RECORDS SUPPLIED:
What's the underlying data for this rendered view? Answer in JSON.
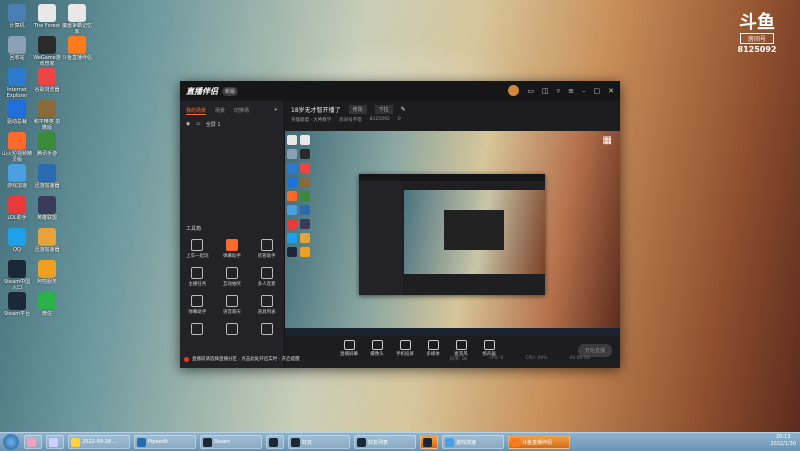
{
  "desktop": {
    "icons": [
      {
        "label": "计算机",
        "icon": "computer-icon",
        "color": "#4a7fb5"
      },
      {
        "label": "The Forest",
        "icon": "document-icon",
        "color": "#e8e8e8"
      },
      {
        "label": "魔兽争霸记忆库",
        "icon": "document-icon",
        "color": "#e8e8e8"
      },
      {
        "label": "回收站",
        "icon": "recycle-bin-icon",
        "color": "#8aa0b5"
      },
      {
        "label": "WeGame游戏管家",
        "icon": "wegame-icon",
        "color": "#2a2a2a"
      },
      {
        "label": "斗鱼直播伴侣",
        "icon": "douyu-icon",
        "color": "#ff7a1a"
      },
      {
        "label": "Internet Explorer",
        "icon": "ie-icon",
        "color": "#2d7bd1"
      },
      {
        "label": "谷歌浏览器",
        "icon": "chrome-icon",
        "color": "#e44"
      },
      {
        "label": "",
        "icon": "app-icon",
        "color": "#ffffff"
      },
      {
        "label": "驱动总裁",
        "icon": "driver-icon",
        "color": "#1e6fd9"
      },
      {
        "label": "和平精英 前瞻版",
        "icon": "game-icon",
        "color": "#8a6a3a"
      },
      {
        "label": "",
        "icon": "app-icon",
        "color": "#ffffff"
      },
      {
        "label": "山火短视频精灵版",
        "icon": "video-icon",
        "color": "#ff6a2a"
      },
      {
        "label": "腾讯手游",
        "icon": "game-icon",
        "color": "#3a8a3a"
      },
      {
        "label": "",
        "icon": "app-icon",
        "color": "#ffffff"
      },
      {
        "label": "游戏加速",
        "icon": "cloud-icon",
        "color": "#4aa0e0"
      },
      {
        "label": "迅游加速器",
        "icon": "accelerator-icon",
        "color": "#2a6ab0"
      },
      {
        "label": "",
        "icon": "app-icon",
        "color": "#ffffff"
      },
      {
        "label": "LOL助手",
        "icon": "lol-icon",
        "color": "#e83a3a"
      },
      {
        "label": "英雄联盟",
        "icon": "league-icon",
        "color": "#3a3a5a"
      },
      {
        "label": "",
        "icon": "app-icon",
        "color": "#ffffff"
      },
      {
        "label": "QQ",
        "icon": "qq-icon",
        "color": "#1ea0e8"
      },
      {
        "label": "迅游加速器",
        "icon": "accelerator-icon",
        "color": "#e8a23a"
      },
      {
        "label": "",
        "icon": "app-icon",
        "color": "#ffffff"
      },
      {
        "label": "Steam中国入口",
        "icon": "steam-icon",
        "color": "#1b2838"
      },
      {
        "label": "阿啦服务",
        "icon": "w-icon",
        "color": "#f0a020"
      },
      {
        "label": "",
        "icon": "app-icon",
        "color": "#ffffff"
      },
      {
        "label": "Steam平台",
        "icon": "steam-icon",
        "color": "#1b2838"
      },
      {
        "label": "微信",
        "icon": "wechat-icon",
        "color": "#2ab24a"
      }
    ]
  },
  "corner_logo": {
    "glyph": "斗鱼",
    "tag": "房间号",
    "number": "8125092"
  },
  "app": {
    "brand": "直播伴侣",
    "version": "新版",
    "tabs": [
      "我的场景",
      "场景",
      "切换场"
    ],
    "scene_name": "全屏 1",
    "tools_title": "工具箱",
    "tools": [
      {
        "label": "上车一起玩",
        "hot": false
      },
      {
        "label": "弹幕助手",
        "hot": true
      },
      {
        "label": "房管助手",
        "hot": false
      },
      {
        "label": "主播任务",
        "hot": false
      },
      {
        "label": "互动抽奖",
        "hot": false
      },
      {
        "label": "多人连麦",
        "hot": false
      },
      {
        "label": "弹幕助手",
        "hot": false
      },
      {
        "label": "语音聊天",
        "hot": false
      },
      {
        "label": "道具列表",
        "hot": false
      },
      {
        "label": "",
        "hot": false
      },
      {
        "label": "",
        "hot": false
      },
      {
        "label": "",
        "hot": false
      }
    ],
    "header": {
      "room_title": "18岁无才智开播了",
      "edit": "修改",
      "category": "下拉",
      "sub": [
        "英雄联盟 · 大神教学",
        "房间号不错",
        "8125092",
        "0"
      ]
    },
    "controls": [
      {
        "label": "直播屏幕"
      },
      {
        "label": "摄像头"
      },
      {
        "label": "手机投屏"
      },
      {
        "label": "多媒体"
      },
      {
        "label": "麦克风"
      },
      {
        "label": "扬声器"
      }
    ],
    "go_live": "开始直播",
    "notice": "直播前请选择直播分区 · 点击此处开启实时 · 开启提醒",
    "stats": [
      "码率: 0k",
      "FPS: 0",
      "CPU: 00%",
      "00:00:00",
      "内存: 0%"
    ]
  },
  "taskbar": {
    "items": [
      {
        "label": "",
        "color": "#f0a0c0",
        "active": false
      },
      {
        "label": "",
        "color": "#d0d0ff",
        "active": false
      },
      {
        "label": "2022-09-28 ...",
        "color": "#ffd23a",
        "active": false
      },
      {
        "label": "Pipeedit",
        "color": "#2a6ab0",
        "active": false
      },
      {
        "label": "Steam",
        "color": "#1b2838",
        "active": false
      },
      {
        "label": "",
        "color": "#1b2838",
        "active": false
      },
      {
        "label": "好友",
        "color": "#1b2838",
        "active": false
      },
      {
        "label": "好友列表",
        "color": "#1b2838",
        "active": false
      },
      {
        "label": "",
        "color": "#1b2838",
        "active": true
      },
      {
        "label": "游戏加速",
        "color": "#4aa0e0",
        "active": false
      },
      {
        "label": "斗鱼直播伴侣",
        "color": "#ff7a1a",
        "active": true
      }
    ],
    "clock_time": "20:13",
    "clock_date": "2022/1/30"
  }
}
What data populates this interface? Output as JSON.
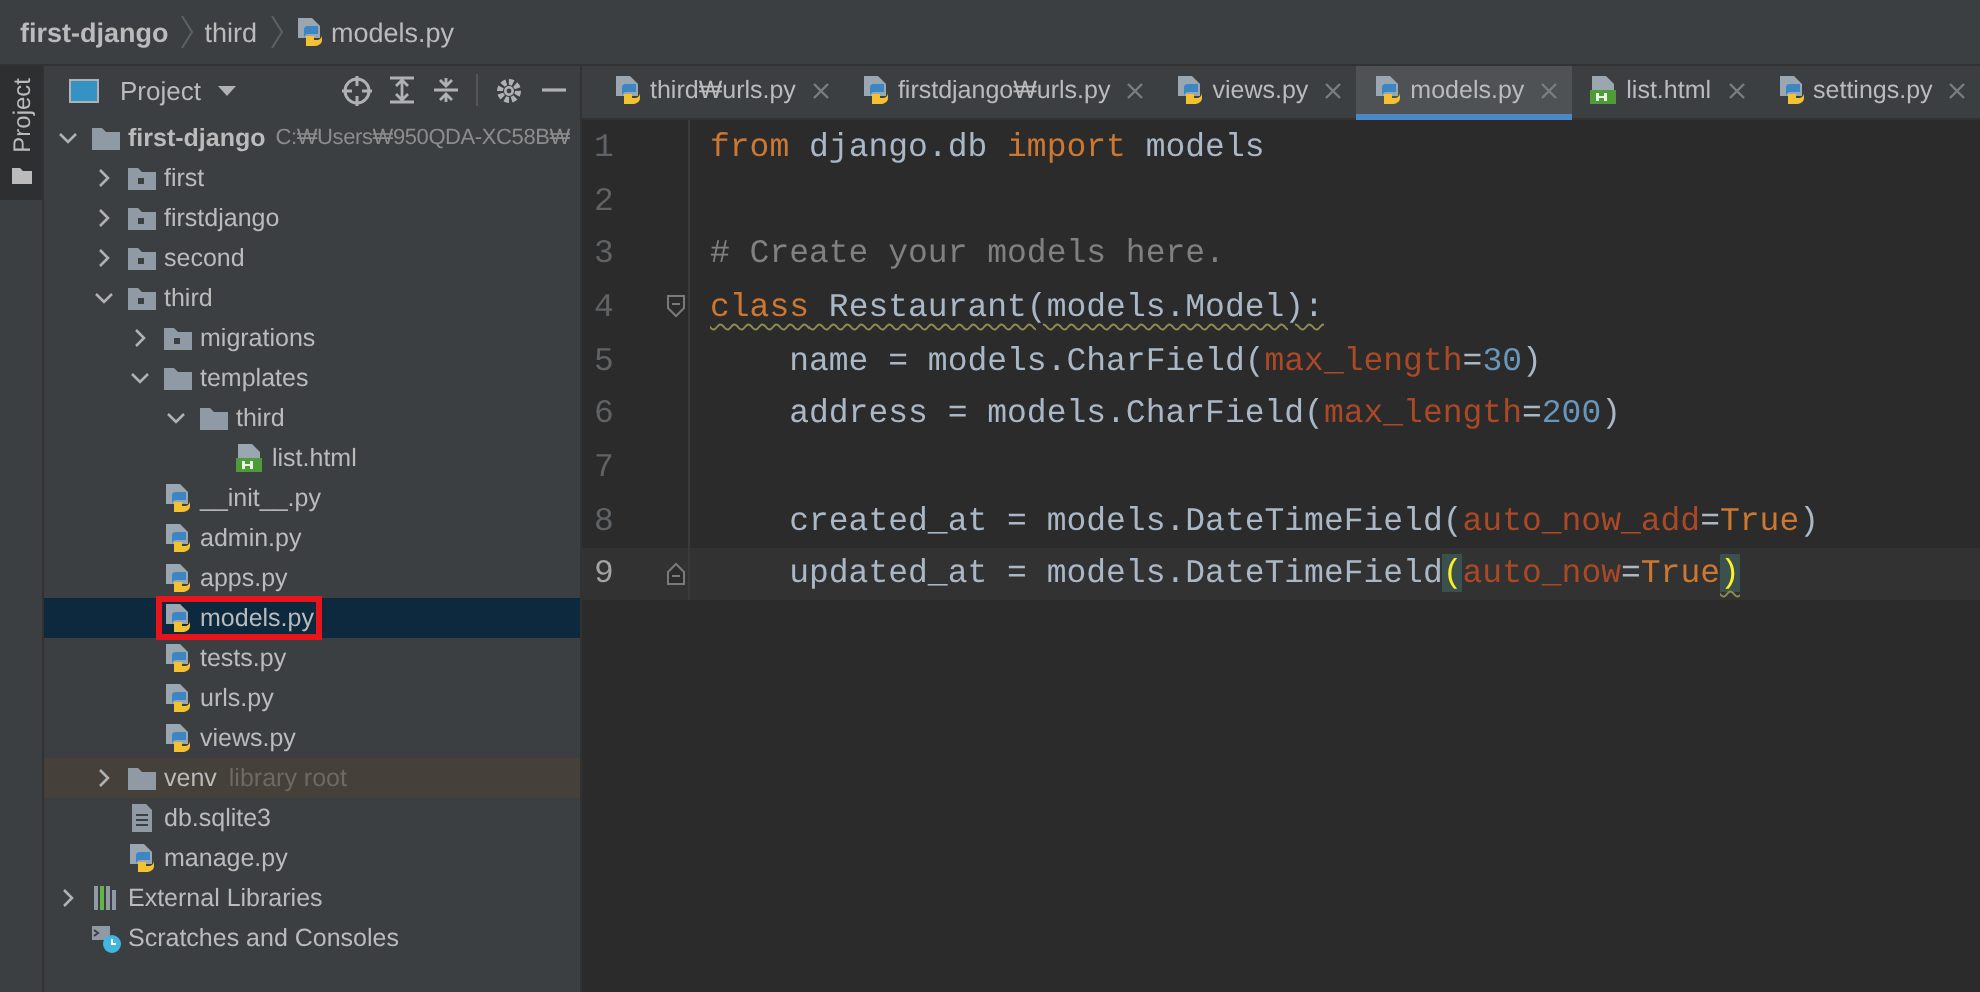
{
  "breadcrumbs": [
    {
      "label": "first-django",
      "kind": "directory"
    },
    {
      "label": "third",
      "kind": "directory"
    },
    {
      "label": "models.py",
      "kind": "python"
    }
  ],
  "tool_stripe": [
    {
      "label": "Project",
      "selected": true
    }
  ],
  "project_panel": {
    "title": "Project",
    "tree": [
      {
        "label": "first-django",
        "kind": "project_folder",
        "path": "C:₩Users₩950QDA-XC58B₩",
        "expanded": true,
        "selected": false,
        "annotated": false,
        "children": [
          {
            "label": "first",
            "kind": "module_folder",
            "expanded": false,
            "selected": false,
            "annotated": false
          },
          {
            "label": "firstdjango",
            "kind": "module_folder",
            "expanded": false,
            "selected": false,
            "annotated": false
          },
          {
            "label": "second",
            "kind": "module_folder",
            "expanded": false,
            "selected": false,
            "annotated": false
          },
          {
            "label": "third",
            "kind": "module_folder",
            "expanded": true,
            "selected": false,
            "annotated": false,
            "children": [
              {
                "label": "migrations",
                "kind": "module_folder",
                "expanded": false,
                "selected": false,
                "annotated": false
              },
              {
                "label": "templates",
                "kind": "folder",
                "expanded": true,
                "selected": false,
                "annotated": false,
                "children": [
                  {
                    "label": "third",
                    "kind": "folder",
                    "expanded": true,
                    "selected": false,
                    "annotated": false,
                    "children": [
                      {
                        "label": "list.html",
                        "kind": "html",
                        "selected": false,
                        "annotated": false
                      }
                    ]
                  }
                ]
              },
              {
                "label": "__init__.py",
                "kind": "python",
                "selected": false,
                "annotated": false
              },
              {
                "label": "admin.py",
                "kind": "python",
                "selected": false,
                "annotated": false
              },
              {
                "label": "apps.py",
                "kind": "python",
                "selected": false,
                "annotated": false
              },
              {
                "label": "models.py",
                "kind": "python",
                "selected": true,
                "annotated": true
              },
              {
                "label": "tests.py",
                "kind": "python",
                "selected": false,
                "annotated": false
              },
              {
                "label": "urls.py",
                "kind": "python",
                "selected": false,
                "annotated": false
              },
              {
                "label": "views.py",
                "kind": "python",
                "selected": false,
                "annotated": false
              }
            ]
          },
          {
            "label": "venv",
            "kind": "library_folder",
            "note": "library root",
            "expanded": false,
            "selected": false,
            "annotated": false
          },
          {
            "label": "db.sqlite3",
            "kind": "text",
            "selected": false,
            "annotated": false
          },
          {
            "label": "manage.py",
            "kind": "python",
            "selected": false,
            "annotated": false
          }
        ]
      },
      {
        "label": "External Libraries",
        "kind": "libraries",
        "expanded": false,
        "selected": false,
        "annotated": false
      },
      {
        "label": "Scratches and Consoles",
        "kind": "scratches",
        "selected": false,
        "annotated": false
      }
    ]
  },
  "tabs": [
    {
      "label": "third₩urls.py",
      "kind": "python",
      "selected": false
    },
    {
      "label": "firstdjango₩urls.py",
      "kind": "python",
      "selected": false
    },
    {
      "label": "views.py",
      "kind": "python",
      "selected": false
    },
    {
      "label": "models.py",
      "kind": "python",
      "selected": true
    },
    {
      "label": "list.html",
      "kind": "html",
      "selected": false
    },
    {
      "label": "settings.py",
      "kind": "python",
      "selected": false
    }
  ],
  "editor": {
    "lines": [
      {
        "number": "1",
        "current": false,
        "tokens": [
          {
            "text": "from",
            "kind": "keyword"
          },
          {
            "text": " django.db ",
            "kind": "plain"
          },
          {
            "text": "import",
            "kind": "keyword"
          },
          {
            "text": " models",
            "kind": "plain"
          }
        ]
      },
      {
        "number": "2",
        "current": false
      },
      {
        "number": "3",
        "current": false,
        "tokens": [
          {
            "text": "# Create your models here.",
            "kind": "comment"
          }
        ]
      },
      {
        "number": "4",
        "current": false,
        "fold_start": true,
        "tokens": [
          {
            "text": "class",
            "kind": "keyword",
            "warning": true
          },
          {
            "text": " Restaurant(models.Model):",
            "kind": "plain",
            "warning": true
          }
        ]
      },
      {
        "number": "5",
        "current": false,
        "tokens": [
          {
            "text": "    name = models.CharField(",
            "kind": "plain"
          },
          {
            "text": "max_length",
            "kind": "param"
          },
          {
            "text": "=",
            "kind": "plain"
          },
          {
            "text": "30",
            "kind": "number"
          },
          {
            "text": ")",
            "kind": "plain"
          }
        ]
      },
      {
        "number": "6",
        "current": false,
        "tokens": [
          {
            "text": "    address = models.CharField(",
            "kind": "plain"
          },
          {
            "text": "max_length",
            "kind": "param"
          },
          {
            "text": "=",
            "kind": "plain"
          },
          {
            "text": "200",
            "kind": "number"
          },
          {
            "text": ")",
            "kind": "plain"
          }
        ]
      },
      {
        "number": "7",
        "current": false
      },
      {
        "number": "8",
        "current": false,
        "tokens": [
          {
            "text": "    created_at = models.DateTimeField(",
            "kind": "plain"
          },
          {
            "text": "auto_now_add",
            "kind": "param"
          },
          {
            "text": "=",
            "kind": "plain"
          },
          {
            "text": "True",
            "kind": "keyword"
          },
          {
            "text": ")",
            "kind": "plain"
          }
        ]
      },
      {
        "number": "9",
        "current": true,
        "fold_end": true,
        "tokens": [
          {
            "text": "    updated_at = models.DateTimeField",
            "kind": "plain"
          },
          {
            "text": "(",
            "kind": "paren_match"
          },
          {
            "text": "auto_now",
            "kind": "param"
          },
          {
            "text": "=",
            "kind": "plain"
          },
          {
            "text": "True",
            "kind": "keyword"
          },
          {
            "text": ")",
            "kind": "paren_match",
            "warning": true
          }
        ]
      }
    ]
  }
}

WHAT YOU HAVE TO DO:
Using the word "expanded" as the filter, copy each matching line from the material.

SOLUTION FOR THIS PROBLEM:
        "expanded": true,
            "expanded": false,
            "expanded": false,
            "expanded": false,
            "expanded": true,
                "expanded": false,
                "expanded": true,
                    "expanded": true,
            "expanded": false,
        "expanded": false,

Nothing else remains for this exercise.